Yes you are allowed to remain in the US while your application is pending. You should consider consulting an experienced immigration attorney to review your case before you are called for an interview. The attorney may be able to identify additional evidence that can be submitted and can represent you at the interview. I would be happy to help.
Moore Law Group, PA
2300 York Road, Suite 213
Timonium, Md 21093
Yes, you may remain until a decision is made on your case, though you are not in any actual immigration status. I agree with my colleague, that it would be a very good idea to discuss your case with an immigration attorney. Asylum cases are procedurally and substantively complex, and a good attorney can make all the difference.
Yes, you can remain in the U.S. and you shouldn't leave (especially not to your home country) until there is a decision on your application.
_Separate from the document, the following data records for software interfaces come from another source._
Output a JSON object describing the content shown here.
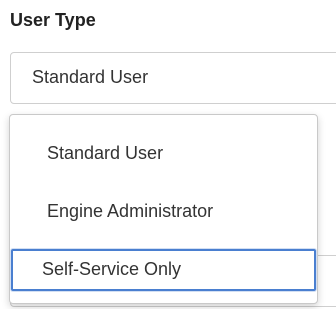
{
  "user_type": {
    "label": "User Type",
    "selected_value": "Standard User",
    "options": [
      {
        "label": "Standard User",
        "highlighted": false
      },
      {
        "label": "Engine Administrator",
        "highlighted": false
      },
      {
        "label": "Self-Service Only",
        "highlighted": true
      }
    ]
  },
  "colors": {
    "focus_ring": "#4a7fd0",
    "border": "#cfcfcf",
    "text": "#333333"
  }
}
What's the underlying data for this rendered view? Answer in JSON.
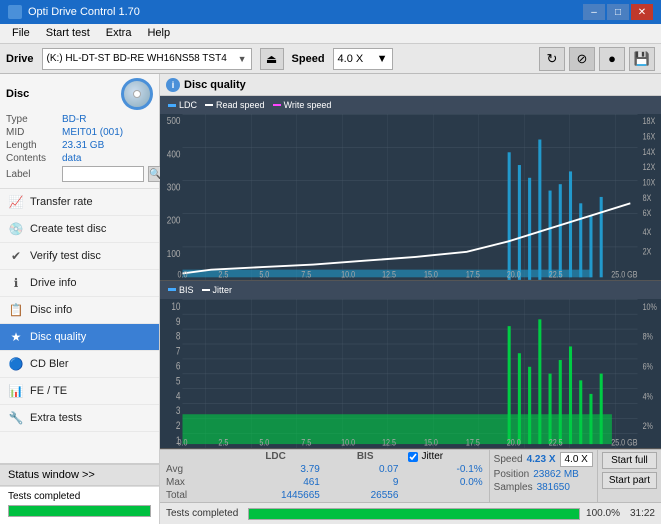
{
  "app": {
    "title": "Opti Drive Control 1.70",
    "icon": "ODC"
  },
  "titlebar": {
    "title": "Opti Drive Control 1.70",
    "minimize": "–",
    "maximize": "□",
    "close": "✕"
  },
  "menubar": {
    "items": [
      "File",
      "Start test",
      "Extra",
      "Help"
    ]
  },
  "drivebar": {
    "label": "Drive",
    "drive_name": "(K:)  HL-DT-ST BD-RE  WH16NS58 TST4",
    "speed_label": "Speed",
    "speed_value": "4.0 X"
  },
  "disc": {
    "section_label": "Disc",
    "type_label": "Type",
    "type_value": "BD-R",
    "mid_label": "MID",
    "mid_value": "MEIT01 (001)",
    "length_label": "Length",
    "length_value": "23.31 GB",
    "contents_label": "Contents",
    "contents_value": "data",
    "label_label": "Label",
    "label_value": ""
  },
  "nav": {
    "items": [
      {
        "id": "transfer-rate",
        "label": "Transfer rate",
        "icon": "📈"
      },
      {
        "id": "create-test-disc",
        "label": "Create test disc",
        "icon": "💿"
      },
      {
        "id": "verify-test-disc",
        "label": "Verify test disc",
        "icon": "✔"
      },
      {
        "id": "drive-info",
        "label": "Drive info",
        "icon": "ℹ"
      },
      {
        "id": "disc-info",
        "label": "Disc info",
        "icon": "📋"
      },
      {
        "id": "disc-quality",
        "label": "Disc quality",
        "icon": "★",
        "active": true
      },
      {
        "id": "cd-bler",
        "label": "CD Bler",
        "icon": "🔵"
      },
      {
        "id": "fe-te",
        "label": "FE / TE",
        "icon": "📊"
      },
      {
        "id": "extra-tests",
        "label": "Extra tests",
        "icon": "🔧"
      }
    ]
  },
  "status_window": {
    "button_label": "Status window >>",
    "completed_text": "Tests completed",
    "progress_percent": 100,
    "progress_display": "100.0%",
    "time": "31:22"
  },
  "chart": {
    "title": "Disc quality",
    "legend_ldc": "LDC",
    "legend_read": "Read speed",
    "legend_write": "Write speed",
    "legend_bis": "BIS",
    "legend_jitter": "Jitter",
    "top_y_max": 500,
    "top_y_labels": [
      "500",
      "400",
      "300",
      "200",
      "100",
      "0"
    ],
    "top_y_right": [
      "18X",
      "16X",
      "14X",
      "12X",
      "10X",
      "8X",
      "6X",
      "4X",
      "2X"
    ],
    "x_labels": [
      "0.0",
      "2.5",
      "5.0",
      "7.5",
      "10.0",
      "12.5",
      "15.0",
      "17.5",
      "20.0",
      "22.5",
      "25.0 GB"
    ],
    "bottom_y_labels": [
      "10",
      "9",
      "8",
      "7",
      "6",
      "5",
      "4",
      "3",
      "2",
      "1"
    ],
    "bottom_y_right": [
      "10%",
      "8%",
      "6%",
      "4%",
      "2%"
    ]
  },
  "stats": {
    "col_ldc": "LDC",
    "col_bis": "BIS",
    "col_jitter": "Jitter",
    "row_avg": "Avg",
    "row_max": "Max",
    "row_total": "Total",
    "avg_ldc": "3.79",
    "avg_bis": "0.07",
    "avg_jitter": "-0.1%",
    "max_ldc": "461",
    "max_bis": "9",
    "max_jitter": "0.0%",
    "total_ldc": "1445665",
    "total_bis": "26556",
    "speed_label": "Speed",
    "speed_value": "4.23 X",
    "speed_box": "4.0 X",
    "position_label": "Position",
    "position_value": "23862 MB",
    "samples_label": "Samples",
    "samples_value": "381650",
    "jitter_label": "Jitter",
    "start_full_label": "Start full",
    "start_part_label": "Start part"
  }
}
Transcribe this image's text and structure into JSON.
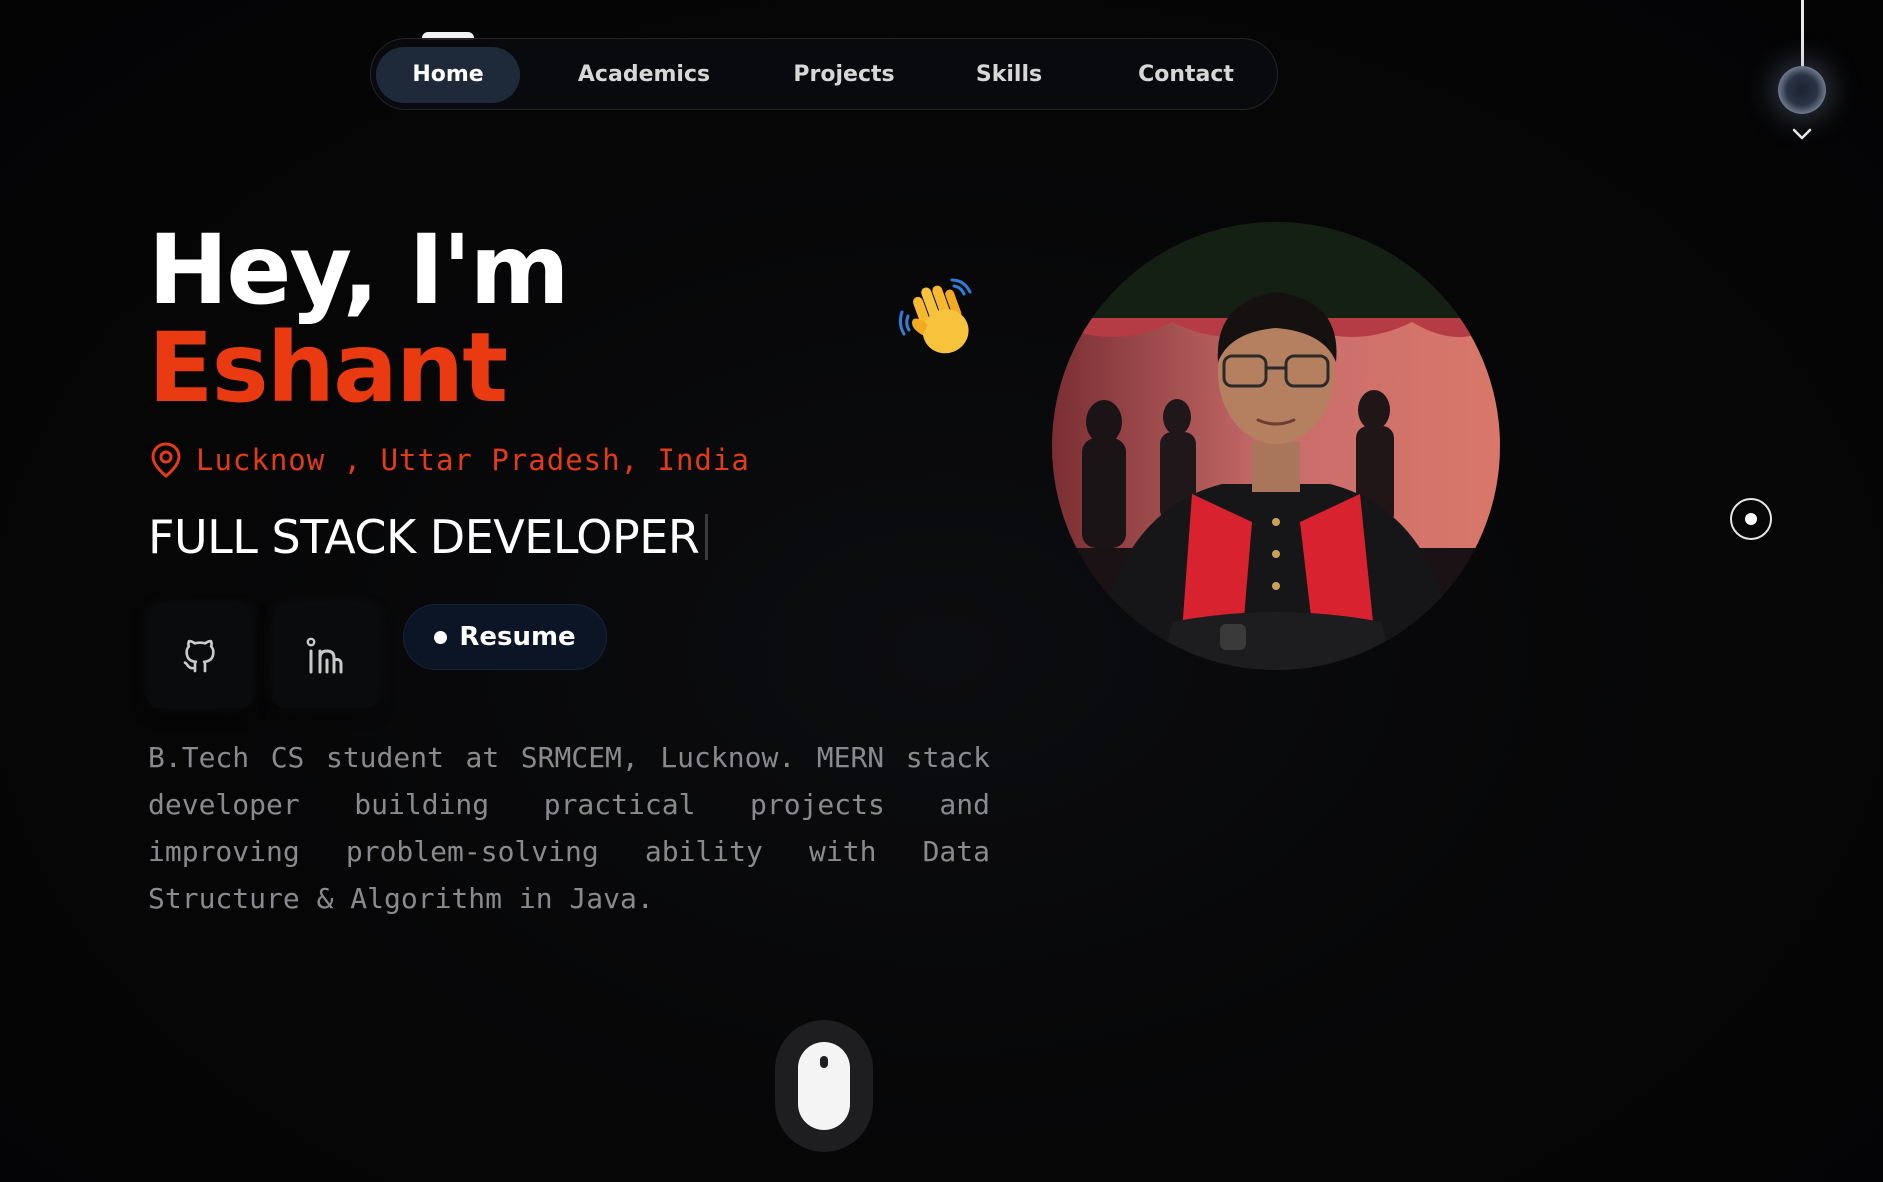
{
  "nav": {
    "items": [
      {
        "label": "Home",
        "active": true
      },
      {
        "label": "Academics",
        "active": false
      },
      {
        "label": "Projects",
        "active": false
      },
      {
        "label": "Skills",
        "active": false
      },
      {
        "label": "Contact",
        "active": false
      }
    ]
  },
  "hero": {
    "greeting": "Hey, I'm",
    "name": "Eshant",
    "location": "Lucknow , Uttar Pradesh, India",
    "role": "FULL STACK DEVELOPER",
    "resume_label": "Resume",
    "bio": "B.Tech CS student at SRMCEM, Lucknow. MERN stack developer building practical projects and improving problem-solving ability with Data Structure & Algorithm in Java."
  },
  "icons": {
    "github": "github-icon",
    "linkedin": "linkedin-icon",
    "location": "map-pin-icon",
    "wave": "waving-hand-icon",
    "theme_lamp": "lamp-icon",
    "scroll": "mouse-scroll-icon"
  },
  "colors": {
    "accent": "#ea3a11",
    "background": "#050506",
    "nav_active": "#1e2a3a"
  }
}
If it has been 150 days since your application was received, you may apply for a work permit. You may be well-advised to consult with an experienced immigration attorney before your interview. Good luck!
www.gassonlaw.com - Disclaimer: This a general answer to your legal question. Unless you have a signed engagement letter with me, you should not consider this information to be legal advice.
As long as your application is not frivolous, from the time you filed it and during the time it's pending, you are authorized to stay in the US, and you do not accumulate unlawful presence.
Att. number 917-885-2261 This advice does not create an attorney client relationship. No specific legal advice may be offered by the lawyer until a conflicts check is undertaken. Information sent through a web form or via email may not be treated as confidential. Please accept my apologies for spelling mistakes. Law Office of Alena Shautsova www.shautsova.com www.shautsova.com www.russianspeakinglawyerny.com
Filing for asylum does not give you any status. However departing the U.S. would abandon your application.
The above is intended only as general information, and does not constitute legal advice. You must speak with an attorney to discuss your individual case.